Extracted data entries
· · · · ·

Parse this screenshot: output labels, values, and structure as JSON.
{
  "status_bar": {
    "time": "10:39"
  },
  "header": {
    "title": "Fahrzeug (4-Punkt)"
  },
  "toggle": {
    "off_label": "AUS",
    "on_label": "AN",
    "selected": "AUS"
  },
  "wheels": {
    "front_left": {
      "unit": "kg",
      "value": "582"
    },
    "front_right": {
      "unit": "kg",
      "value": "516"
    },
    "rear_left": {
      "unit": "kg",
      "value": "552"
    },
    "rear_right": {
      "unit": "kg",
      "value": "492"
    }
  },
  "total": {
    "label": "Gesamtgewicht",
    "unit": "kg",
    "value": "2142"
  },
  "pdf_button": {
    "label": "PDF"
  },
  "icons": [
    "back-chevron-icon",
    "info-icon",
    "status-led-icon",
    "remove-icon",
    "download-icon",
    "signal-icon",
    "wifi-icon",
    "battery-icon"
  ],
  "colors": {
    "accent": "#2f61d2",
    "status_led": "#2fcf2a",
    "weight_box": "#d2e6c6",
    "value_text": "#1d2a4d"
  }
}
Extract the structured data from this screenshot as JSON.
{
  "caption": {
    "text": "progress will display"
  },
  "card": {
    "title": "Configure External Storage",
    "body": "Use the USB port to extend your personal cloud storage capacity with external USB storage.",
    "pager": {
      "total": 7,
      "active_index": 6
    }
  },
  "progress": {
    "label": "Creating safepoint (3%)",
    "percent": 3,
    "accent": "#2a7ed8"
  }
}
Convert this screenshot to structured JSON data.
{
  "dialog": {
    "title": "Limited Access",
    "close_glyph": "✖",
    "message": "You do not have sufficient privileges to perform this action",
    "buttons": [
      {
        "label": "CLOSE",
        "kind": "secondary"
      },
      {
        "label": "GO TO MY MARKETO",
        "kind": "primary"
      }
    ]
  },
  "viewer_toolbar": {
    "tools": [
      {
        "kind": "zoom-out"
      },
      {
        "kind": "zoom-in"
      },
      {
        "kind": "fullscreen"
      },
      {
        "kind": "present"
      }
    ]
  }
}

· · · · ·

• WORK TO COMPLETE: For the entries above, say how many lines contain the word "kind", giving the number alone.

• FINISHED EXERCISE: 6